## Task inputs
____
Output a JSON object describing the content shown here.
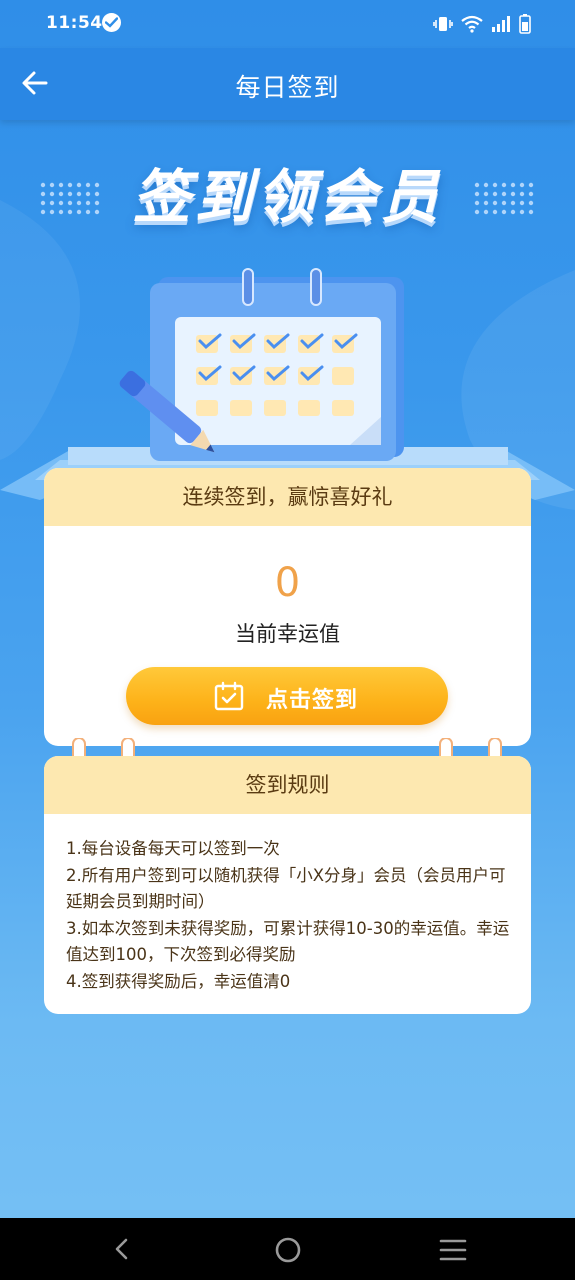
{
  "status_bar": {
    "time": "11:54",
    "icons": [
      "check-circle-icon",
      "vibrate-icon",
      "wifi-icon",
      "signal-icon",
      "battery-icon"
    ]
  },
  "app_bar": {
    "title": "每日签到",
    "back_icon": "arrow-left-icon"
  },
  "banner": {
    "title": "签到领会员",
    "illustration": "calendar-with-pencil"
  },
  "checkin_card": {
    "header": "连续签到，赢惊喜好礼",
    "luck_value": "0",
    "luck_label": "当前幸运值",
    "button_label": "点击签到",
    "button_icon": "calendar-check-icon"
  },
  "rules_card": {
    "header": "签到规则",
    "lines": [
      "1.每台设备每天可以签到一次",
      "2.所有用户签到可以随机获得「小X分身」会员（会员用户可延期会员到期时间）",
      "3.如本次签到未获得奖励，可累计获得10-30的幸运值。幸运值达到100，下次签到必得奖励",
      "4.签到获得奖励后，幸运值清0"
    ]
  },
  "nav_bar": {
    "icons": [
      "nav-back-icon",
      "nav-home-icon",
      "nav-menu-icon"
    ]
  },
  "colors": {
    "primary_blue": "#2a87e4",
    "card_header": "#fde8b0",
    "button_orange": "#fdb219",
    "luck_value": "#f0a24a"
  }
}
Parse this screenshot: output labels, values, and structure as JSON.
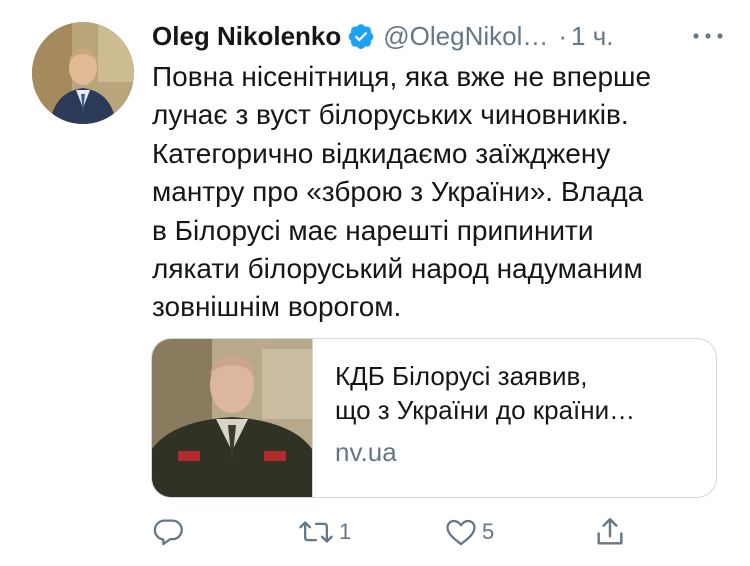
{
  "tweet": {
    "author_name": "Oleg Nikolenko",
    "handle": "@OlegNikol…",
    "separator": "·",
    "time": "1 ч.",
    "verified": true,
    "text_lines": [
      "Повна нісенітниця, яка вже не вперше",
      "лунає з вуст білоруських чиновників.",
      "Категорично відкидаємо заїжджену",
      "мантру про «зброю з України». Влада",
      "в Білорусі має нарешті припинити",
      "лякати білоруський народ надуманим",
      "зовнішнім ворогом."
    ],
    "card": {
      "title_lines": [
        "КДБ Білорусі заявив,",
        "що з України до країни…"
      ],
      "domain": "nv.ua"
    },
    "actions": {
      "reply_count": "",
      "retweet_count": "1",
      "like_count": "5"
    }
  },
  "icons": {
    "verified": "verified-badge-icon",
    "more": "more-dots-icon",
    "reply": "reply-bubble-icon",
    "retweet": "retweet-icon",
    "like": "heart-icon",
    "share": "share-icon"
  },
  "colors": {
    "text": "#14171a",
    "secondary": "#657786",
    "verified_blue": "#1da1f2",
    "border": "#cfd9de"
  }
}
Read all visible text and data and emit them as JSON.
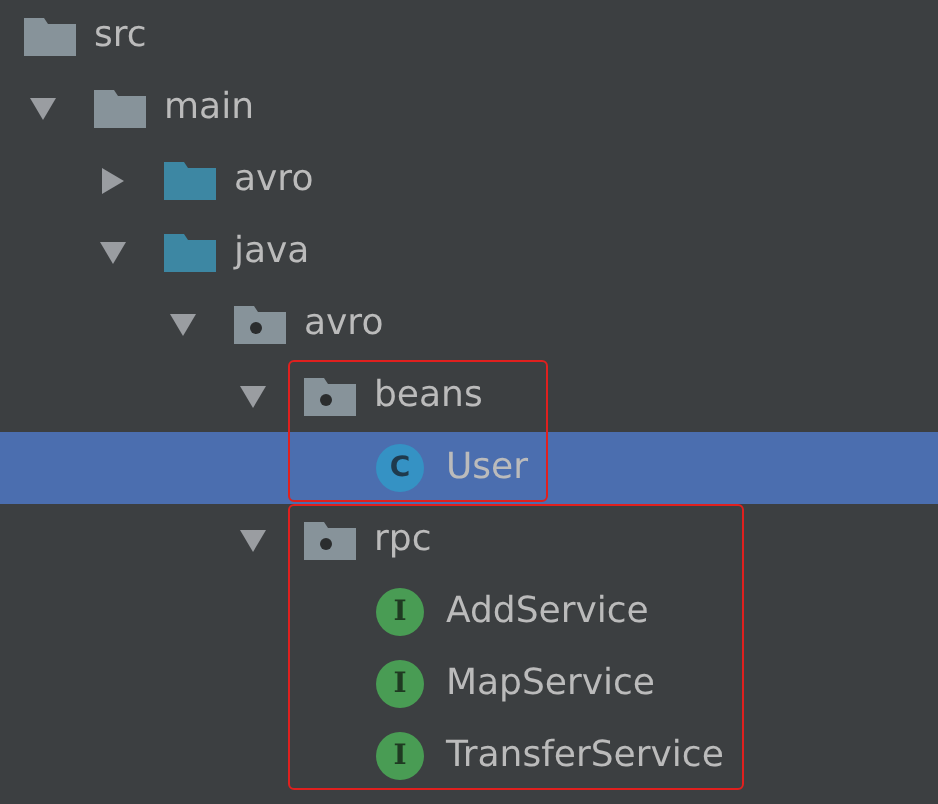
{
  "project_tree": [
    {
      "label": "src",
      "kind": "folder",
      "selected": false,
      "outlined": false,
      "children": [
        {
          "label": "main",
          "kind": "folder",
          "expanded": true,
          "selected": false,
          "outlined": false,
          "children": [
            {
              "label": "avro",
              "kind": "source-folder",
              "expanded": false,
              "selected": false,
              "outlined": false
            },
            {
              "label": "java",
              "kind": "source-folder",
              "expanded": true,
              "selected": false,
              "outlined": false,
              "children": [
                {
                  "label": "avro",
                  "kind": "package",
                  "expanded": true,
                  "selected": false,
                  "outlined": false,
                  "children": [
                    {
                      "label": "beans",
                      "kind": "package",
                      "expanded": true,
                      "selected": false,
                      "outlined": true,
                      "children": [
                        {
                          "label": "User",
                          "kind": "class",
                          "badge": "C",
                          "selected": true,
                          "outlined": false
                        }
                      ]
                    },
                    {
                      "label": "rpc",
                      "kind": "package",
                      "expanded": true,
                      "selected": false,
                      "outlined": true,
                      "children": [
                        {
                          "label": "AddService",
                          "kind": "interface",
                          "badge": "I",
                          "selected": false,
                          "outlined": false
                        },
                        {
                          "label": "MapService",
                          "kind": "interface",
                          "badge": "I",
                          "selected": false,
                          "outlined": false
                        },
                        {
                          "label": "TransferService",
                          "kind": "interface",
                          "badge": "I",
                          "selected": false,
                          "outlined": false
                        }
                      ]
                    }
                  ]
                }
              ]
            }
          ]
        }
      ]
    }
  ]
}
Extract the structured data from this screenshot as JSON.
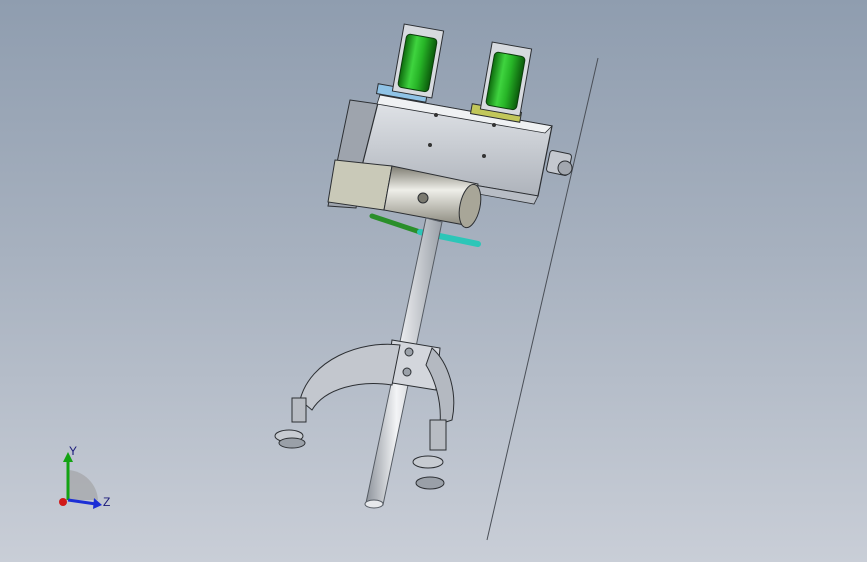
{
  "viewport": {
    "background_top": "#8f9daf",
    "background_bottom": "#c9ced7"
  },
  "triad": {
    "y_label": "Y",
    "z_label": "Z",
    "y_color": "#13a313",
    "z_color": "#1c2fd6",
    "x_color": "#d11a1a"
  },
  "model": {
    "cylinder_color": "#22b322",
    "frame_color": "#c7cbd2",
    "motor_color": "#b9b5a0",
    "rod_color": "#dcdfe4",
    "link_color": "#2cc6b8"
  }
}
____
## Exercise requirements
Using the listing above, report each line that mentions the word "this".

## Response box
Parse this screenshot: output labels, values, and structure as JSON.
Extract the structured data from this screenshot as JSON.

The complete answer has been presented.